  • 4:15 p.m. – Readings from LeTourneau Faculty – Aaron Brown, Randall Compton, and Stan Coppinger
  • 5:00 p.m. – Closing Remarks & Departure

All events will take place within the Allen Family Student Center on LeTourneau University’s campus.

Registration and Panel Submission Guidelines

To register and submit work for a panel presentation, please submit the following form by May 15th.

Panel submissions may be creative writing or craft-related essays. Work should be submitted as an attachment on the registration form. Guidelines are provided below for each genre:

  • Fiction/Nonfiction – Submissions are not to exceed 2500 words in total and should be submitted in a single document.
  • Poetry – Submit up to five poems in a single document.

All submissions should include your name and email address located on the first page.
Registered attendees who cancel before May 15th will receive a 50% refund.

Booksellers, magazines, organizations, and authors: please contact to reserve a table for the main conference area.

Travel Information

LeTourneau University is located just north of I-20 in Longview, TX, just over 2 hours east of Dallas. East Texas Regional Airport is about a 10-minute drive from the campus, and Tyler Pounds Regional and Shreveport Regional are less than an hour away. An Amtrak station and Greyhound station are also conveniently located close to campus.

A map of the LeTourneau campus is available here.

Lodging Information

All festival attendees will be responsible for their own lodging. Below are a few hotels recommended by festival organizers that offer discounted rates for LETU visitors:

See a complete list of hotels that offer LETU discounts here.

Local Restaurants/Coffee Shops

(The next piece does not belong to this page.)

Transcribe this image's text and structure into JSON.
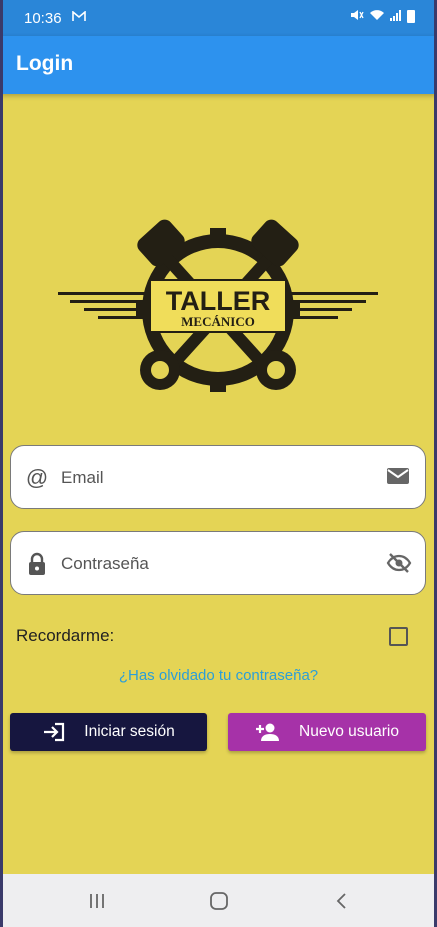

  • Bodacious BBQ (Mobberly Ave. across from campus)
  • Silver Grizzly Espresso (Tyler St.) for coffee/tea
  • Divine Catering (Mobberly Ave.)
  • Tuscan Pig (High St.)
  • Lil Thai House (Fredonia St.)
  • Roma Italian Kitchen (Tyler St.)
  • Tacos Goyo (TX-31)
  • Mi Casita (Spur 63)
  • Butcher Shop (off Spur 63)
  • Pizza King (Highway 80/Marshall Ave.)
  • T. Blanco’s (Gardiner Mitchell Pkwy.)
  • Nanny Goat’s (Judson Rd. behind the Exxon station)
  • Copeland's (4th St.)
  • Greek Café (Loop 281)
  • Cafe Barron’s (Loop 281)
  • Papacita’s (Loop 281)
  • Pietro’s (Gilmer Rd.)
  • Oil Horse Brewing Co (Tyler St.)

 Contact the festival at with any questions.

Writing Contest

High school writers are invited to submit their creative work to the inaugural LETU Writes Contest. Top submissions will receive a $100 Barnes & Noble gift card.

Contest Details